Part of the problem, & this is the case with a lot of otaku humour, is that the jokes are otaku-centric but go to pains not to be offensive or too deprecating of otaku themselves. Thus we get the usual cop outs where, for instance, the obsessive idol otaku has some inoffensive jokes made at his expense before ultimately concluding that his excessive level of support is something that the recipient is & should be grateful for. I'm not saying comedy needs to be edgy, but a bit of self-deprecation or acknowledgement that you can laugh at the peculiarities & strangeness within ones own culture or social group without having to add the "but it's okay to do that, please don't be offended" disclaimer would be nice.
On the technical front, Hacka Doll is a pretty competent show.
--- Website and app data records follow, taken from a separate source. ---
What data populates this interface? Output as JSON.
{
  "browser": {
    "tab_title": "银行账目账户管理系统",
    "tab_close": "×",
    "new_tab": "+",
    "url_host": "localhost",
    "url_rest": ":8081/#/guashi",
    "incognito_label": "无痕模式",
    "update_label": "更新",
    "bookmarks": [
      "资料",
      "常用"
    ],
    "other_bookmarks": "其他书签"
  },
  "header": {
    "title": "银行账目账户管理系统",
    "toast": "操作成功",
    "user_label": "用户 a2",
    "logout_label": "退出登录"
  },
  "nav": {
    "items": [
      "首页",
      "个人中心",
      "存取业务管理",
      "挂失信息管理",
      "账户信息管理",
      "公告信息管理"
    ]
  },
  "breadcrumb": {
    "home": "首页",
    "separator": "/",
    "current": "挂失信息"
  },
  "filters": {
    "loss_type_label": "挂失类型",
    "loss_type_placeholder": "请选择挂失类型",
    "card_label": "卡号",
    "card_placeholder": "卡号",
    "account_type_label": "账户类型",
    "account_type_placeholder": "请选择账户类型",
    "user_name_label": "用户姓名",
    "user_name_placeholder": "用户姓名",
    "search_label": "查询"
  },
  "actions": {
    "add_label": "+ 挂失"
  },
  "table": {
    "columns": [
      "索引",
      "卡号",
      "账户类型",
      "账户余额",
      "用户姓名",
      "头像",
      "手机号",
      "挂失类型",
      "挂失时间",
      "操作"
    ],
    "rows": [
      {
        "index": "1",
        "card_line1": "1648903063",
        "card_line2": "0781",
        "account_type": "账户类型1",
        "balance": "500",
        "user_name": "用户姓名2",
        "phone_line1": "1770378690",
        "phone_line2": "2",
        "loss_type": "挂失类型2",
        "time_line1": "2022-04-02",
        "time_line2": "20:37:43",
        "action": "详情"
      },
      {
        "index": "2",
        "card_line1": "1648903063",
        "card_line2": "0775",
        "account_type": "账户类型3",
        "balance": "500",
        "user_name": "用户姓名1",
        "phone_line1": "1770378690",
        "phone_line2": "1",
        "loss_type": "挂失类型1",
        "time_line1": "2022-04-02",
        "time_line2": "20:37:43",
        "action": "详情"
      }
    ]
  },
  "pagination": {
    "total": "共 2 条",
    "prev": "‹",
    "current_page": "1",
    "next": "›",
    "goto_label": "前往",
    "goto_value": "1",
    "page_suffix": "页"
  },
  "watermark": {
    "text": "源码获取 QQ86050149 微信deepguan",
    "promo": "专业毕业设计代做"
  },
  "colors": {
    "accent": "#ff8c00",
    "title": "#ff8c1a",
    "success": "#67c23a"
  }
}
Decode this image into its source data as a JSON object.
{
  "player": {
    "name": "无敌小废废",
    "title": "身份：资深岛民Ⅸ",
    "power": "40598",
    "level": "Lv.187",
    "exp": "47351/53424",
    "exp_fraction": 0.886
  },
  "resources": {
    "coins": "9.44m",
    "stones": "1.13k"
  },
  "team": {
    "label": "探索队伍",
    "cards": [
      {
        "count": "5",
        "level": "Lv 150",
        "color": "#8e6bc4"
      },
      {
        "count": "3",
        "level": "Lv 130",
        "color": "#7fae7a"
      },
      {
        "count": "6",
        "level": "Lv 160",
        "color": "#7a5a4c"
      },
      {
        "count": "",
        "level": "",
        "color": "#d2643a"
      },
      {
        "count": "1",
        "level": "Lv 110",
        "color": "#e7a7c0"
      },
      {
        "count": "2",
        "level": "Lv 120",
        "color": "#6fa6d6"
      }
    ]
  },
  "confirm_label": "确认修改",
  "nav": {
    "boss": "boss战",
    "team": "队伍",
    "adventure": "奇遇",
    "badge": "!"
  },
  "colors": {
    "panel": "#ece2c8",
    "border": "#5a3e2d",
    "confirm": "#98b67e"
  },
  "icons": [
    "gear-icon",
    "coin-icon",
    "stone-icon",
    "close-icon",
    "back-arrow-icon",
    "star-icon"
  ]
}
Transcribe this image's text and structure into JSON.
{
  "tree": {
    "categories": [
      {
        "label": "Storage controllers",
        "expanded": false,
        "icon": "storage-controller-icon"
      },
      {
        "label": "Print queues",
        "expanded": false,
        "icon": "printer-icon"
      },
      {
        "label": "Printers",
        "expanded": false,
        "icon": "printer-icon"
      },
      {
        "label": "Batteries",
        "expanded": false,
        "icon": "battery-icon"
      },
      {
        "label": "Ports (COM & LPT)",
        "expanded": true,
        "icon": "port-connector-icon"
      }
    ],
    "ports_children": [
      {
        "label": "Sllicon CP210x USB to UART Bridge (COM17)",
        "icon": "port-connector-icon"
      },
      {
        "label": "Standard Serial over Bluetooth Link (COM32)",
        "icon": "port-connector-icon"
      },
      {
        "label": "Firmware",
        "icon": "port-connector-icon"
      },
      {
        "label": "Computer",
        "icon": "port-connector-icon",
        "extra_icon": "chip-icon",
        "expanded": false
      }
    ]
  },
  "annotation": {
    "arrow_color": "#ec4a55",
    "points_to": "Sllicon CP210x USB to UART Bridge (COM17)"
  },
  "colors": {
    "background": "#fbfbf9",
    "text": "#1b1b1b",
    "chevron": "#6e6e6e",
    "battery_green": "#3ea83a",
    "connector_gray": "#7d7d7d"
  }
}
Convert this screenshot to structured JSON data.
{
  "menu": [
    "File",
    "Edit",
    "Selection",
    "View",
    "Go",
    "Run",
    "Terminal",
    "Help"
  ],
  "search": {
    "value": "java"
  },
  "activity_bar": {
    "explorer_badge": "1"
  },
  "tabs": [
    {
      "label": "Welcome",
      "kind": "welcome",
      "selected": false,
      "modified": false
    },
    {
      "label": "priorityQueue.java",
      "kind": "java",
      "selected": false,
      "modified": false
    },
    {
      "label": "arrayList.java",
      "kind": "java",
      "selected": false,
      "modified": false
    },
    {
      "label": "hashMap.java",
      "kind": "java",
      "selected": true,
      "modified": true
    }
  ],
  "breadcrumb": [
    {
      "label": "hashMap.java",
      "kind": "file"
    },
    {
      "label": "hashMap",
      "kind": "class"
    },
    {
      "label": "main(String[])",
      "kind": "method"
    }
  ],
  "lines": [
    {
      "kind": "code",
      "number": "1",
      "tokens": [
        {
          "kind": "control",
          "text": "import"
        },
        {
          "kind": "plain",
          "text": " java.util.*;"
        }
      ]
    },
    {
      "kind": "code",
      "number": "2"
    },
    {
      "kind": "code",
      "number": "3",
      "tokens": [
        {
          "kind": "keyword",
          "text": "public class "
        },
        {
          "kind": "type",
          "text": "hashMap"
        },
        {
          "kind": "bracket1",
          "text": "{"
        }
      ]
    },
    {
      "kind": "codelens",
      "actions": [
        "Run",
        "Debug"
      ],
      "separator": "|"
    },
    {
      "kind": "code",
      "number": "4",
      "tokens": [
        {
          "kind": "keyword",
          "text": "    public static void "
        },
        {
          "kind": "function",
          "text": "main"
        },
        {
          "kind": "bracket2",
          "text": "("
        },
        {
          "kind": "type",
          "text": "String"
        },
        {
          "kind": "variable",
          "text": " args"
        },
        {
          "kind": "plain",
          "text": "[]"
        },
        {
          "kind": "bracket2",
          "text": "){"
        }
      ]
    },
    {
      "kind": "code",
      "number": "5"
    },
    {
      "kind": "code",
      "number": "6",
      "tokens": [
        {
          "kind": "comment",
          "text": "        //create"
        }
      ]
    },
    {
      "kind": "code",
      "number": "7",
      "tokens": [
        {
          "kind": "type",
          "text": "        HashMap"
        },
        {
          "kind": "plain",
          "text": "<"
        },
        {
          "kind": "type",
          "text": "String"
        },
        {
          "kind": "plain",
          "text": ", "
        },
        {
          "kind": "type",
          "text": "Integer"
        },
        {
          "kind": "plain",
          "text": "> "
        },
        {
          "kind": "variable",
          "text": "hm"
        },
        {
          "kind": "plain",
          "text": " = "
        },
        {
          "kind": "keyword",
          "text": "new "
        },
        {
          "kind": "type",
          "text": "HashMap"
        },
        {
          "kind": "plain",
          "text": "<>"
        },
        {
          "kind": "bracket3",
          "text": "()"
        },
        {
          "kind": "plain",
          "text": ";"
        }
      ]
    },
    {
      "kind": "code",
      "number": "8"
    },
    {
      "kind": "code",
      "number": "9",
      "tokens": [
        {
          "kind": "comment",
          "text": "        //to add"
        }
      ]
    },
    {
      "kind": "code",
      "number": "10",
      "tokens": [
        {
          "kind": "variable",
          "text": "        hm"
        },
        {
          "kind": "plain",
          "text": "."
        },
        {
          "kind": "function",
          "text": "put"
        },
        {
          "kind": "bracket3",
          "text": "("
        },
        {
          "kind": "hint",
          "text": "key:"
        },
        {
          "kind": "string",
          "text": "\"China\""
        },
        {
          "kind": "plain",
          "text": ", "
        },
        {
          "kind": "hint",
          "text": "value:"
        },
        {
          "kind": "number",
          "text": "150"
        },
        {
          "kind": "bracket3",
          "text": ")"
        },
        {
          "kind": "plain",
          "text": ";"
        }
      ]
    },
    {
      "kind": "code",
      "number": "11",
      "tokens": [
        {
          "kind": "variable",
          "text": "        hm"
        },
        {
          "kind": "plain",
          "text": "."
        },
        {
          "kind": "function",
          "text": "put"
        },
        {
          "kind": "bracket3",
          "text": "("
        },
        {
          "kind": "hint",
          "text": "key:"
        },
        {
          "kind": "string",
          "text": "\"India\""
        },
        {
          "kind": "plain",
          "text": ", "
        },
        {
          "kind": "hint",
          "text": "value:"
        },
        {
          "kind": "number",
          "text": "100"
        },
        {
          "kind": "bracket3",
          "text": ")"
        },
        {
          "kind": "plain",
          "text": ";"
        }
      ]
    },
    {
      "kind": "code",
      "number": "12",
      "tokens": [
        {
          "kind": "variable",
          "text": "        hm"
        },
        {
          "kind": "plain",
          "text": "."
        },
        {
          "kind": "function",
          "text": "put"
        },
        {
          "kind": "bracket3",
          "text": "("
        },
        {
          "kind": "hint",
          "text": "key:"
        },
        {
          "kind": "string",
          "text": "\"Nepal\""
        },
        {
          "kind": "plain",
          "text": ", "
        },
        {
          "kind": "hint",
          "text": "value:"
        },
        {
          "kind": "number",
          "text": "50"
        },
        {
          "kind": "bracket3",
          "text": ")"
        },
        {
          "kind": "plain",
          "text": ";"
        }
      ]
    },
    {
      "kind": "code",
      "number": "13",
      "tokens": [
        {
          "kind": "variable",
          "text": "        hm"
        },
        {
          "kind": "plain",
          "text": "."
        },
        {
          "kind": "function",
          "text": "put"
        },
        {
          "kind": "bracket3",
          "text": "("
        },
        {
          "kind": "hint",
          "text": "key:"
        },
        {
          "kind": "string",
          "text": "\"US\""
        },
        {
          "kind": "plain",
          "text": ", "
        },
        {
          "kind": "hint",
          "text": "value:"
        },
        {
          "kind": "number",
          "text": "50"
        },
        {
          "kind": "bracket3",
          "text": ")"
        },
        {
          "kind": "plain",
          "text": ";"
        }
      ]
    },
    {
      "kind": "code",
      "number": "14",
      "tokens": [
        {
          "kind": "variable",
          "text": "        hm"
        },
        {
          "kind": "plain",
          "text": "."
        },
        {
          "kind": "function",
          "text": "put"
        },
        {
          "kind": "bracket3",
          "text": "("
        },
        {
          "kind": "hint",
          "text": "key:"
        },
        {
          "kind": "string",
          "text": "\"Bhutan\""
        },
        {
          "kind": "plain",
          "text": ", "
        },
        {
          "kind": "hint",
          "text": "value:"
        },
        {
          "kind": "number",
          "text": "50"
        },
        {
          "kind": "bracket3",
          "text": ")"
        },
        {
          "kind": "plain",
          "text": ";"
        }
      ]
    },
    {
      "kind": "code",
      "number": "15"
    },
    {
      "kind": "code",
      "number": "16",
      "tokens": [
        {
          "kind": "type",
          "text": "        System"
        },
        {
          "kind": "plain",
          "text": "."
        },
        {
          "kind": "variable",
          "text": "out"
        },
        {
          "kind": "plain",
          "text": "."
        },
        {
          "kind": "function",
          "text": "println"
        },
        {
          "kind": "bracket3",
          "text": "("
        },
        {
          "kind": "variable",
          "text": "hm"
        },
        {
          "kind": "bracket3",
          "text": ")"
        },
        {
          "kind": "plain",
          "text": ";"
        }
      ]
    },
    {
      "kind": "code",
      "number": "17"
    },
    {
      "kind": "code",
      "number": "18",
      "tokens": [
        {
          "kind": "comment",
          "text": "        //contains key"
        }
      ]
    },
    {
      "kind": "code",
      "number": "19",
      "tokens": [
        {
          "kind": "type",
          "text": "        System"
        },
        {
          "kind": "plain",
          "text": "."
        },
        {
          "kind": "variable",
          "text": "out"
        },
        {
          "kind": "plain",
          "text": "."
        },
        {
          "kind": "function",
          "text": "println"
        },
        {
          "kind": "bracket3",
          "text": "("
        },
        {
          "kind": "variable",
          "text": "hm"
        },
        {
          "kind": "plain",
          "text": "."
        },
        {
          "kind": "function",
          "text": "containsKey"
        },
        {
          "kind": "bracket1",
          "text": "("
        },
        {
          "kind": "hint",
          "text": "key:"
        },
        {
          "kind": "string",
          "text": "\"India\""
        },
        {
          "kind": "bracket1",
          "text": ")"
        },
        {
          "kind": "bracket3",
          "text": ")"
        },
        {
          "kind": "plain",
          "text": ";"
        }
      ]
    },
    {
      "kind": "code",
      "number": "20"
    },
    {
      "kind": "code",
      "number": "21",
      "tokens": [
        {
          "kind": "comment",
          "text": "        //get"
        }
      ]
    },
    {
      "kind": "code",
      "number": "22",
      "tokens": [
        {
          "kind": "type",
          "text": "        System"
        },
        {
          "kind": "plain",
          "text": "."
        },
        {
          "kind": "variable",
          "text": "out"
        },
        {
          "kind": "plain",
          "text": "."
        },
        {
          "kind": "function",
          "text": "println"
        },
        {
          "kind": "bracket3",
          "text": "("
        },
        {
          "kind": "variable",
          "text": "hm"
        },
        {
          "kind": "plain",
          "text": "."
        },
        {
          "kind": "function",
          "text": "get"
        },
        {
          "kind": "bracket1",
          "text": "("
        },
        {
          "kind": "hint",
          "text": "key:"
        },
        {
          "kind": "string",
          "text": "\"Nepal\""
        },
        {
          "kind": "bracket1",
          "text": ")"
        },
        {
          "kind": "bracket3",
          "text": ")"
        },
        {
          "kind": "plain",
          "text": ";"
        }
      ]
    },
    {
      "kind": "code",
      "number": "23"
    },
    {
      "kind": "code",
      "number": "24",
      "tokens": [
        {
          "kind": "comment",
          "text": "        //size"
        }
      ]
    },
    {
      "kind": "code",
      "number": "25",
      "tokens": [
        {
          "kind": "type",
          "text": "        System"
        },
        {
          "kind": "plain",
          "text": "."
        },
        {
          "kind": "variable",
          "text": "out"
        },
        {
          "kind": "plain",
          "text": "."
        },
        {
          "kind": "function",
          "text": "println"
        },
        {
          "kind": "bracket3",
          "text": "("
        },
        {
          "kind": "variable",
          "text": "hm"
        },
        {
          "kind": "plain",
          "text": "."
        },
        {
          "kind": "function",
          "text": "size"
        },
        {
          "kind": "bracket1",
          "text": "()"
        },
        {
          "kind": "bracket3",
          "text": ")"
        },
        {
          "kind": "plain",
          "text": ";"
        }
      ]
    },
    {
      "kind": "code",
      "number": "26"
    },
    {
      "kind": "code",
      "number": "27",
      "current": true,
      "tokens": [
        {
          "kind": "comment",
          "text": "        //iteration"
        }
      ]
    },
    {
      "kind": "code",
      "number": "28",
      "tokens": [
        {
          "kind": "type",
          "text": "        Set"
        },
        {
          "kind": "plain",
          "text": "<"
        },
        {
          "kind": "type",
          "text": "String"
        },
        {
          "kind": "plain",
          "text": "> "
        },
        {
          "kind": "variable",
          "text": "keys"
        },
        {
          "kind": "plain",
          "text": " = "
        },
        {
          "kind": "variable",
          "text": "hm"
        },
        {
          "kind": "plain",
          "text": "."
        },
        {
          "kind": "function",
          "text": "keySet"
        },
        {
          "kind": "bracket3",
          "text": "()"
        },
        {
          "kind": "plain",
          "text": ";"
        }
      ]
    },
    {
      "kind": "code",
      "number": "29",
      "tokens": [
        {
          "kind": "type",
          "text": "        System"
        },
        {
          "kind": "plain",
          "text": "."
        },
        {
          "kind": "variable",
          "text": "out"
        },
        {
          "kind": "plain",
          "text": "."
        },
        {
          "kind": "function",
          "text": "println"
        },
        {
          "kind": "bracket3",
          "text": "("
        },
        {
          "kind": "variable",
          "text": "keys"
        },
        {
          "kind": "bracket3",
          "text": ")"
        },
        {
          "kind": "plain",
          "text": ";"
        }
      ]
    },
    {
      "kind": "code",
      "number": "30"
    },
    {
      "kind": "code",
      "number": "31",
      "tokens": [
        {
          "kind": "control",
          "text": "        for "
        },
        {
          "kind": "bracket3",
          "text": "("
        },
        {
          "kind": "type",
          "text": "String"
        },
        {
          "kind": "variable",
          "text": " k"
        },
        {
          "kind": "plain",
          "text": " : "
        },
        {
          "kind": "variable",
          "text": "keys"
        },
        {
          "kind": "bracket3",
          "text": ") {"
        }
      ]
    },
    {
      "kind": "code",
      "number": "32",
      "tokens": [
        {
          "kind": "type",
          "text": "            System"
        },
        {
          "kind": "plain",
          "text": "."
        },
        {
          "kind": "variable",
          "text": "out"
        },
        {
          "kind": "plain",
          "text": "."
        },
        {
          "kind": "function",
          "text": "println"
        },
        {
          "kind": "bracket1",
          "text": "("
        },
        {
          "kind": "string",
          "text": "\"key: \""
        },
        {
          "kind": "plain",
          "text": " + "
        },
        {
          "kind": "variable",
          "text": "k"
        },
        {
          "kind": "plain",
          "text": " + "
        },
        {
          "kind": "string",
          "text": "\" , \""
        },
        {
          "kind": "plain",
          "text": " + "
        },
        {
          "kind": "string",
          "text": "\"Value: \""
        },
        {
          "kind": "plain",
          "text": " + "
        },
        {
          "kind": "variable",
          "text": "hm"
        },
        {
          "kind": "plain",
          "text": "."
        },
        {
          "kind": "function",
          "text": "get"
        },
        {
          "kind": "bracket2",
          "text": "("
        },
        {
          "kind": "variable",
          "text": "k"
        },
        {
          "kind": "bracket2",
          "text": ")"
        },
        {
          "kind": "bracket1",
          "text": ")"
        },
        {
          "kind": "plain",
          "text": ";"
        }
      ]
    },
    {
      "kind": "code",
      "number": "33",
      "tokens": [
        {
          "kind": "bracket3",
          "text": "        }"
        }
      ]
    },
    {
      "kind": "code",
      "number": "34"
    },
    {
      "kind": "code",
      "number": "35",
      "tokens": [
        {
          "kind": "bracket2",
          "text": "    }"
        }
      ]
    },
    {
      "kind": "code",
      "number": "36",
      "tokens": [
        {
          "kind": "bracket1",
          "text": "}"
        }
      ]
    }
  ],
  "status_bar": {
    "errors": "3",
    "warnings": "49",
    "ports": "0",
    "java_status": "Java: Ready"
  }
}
The characters look decent, the animation is limited but not awful, the music is okay for what it is & generally it's a standard production for a short. There is one noticeable cost cutting trick they do that does detract from the experience, though. At least once in each episode, the director seems to have chosen to do a digital zoom to get a closeup of a character's face, rather than drawing a new cut to achieve the same goal.
This wouldn't be a problem, except the raw images used were evidently not of a high enough resolution to avoid that blurry & rather ugly effect you get when you enlarge a low resolution image. Also, because Hacka Doll has songs that it's trying to sell, we're also treated to the same dance routines that, as always, use the same Miku Miku Dance movements you see in every other lower budget show with idols. Three cheers for original choreography.
Ultimately Hacka Doll is an okay-ish short comedy where your enjoyment is most likely going to be based on two things: 1) do you like otaku humour? & 2) have you seen other anime comedies? It's a pretty safe & standard show that doesn't do anything to make it noteworthy, but at the same time is not completely reliant on recycled jokes from other, better shows.
Maybe it's in part because Hacka Doll was made to promote, of all things, a mobile news aggregating app that the producers wanted to play it safe & avoid, I suppose, tarnishing their brand with any of the target audience. Personally I'd have thought soaking your mascot in spunk-substitute would do more to harm your image than making some more original jokes. But I'm not a Japanese marketer, so what do I know. read more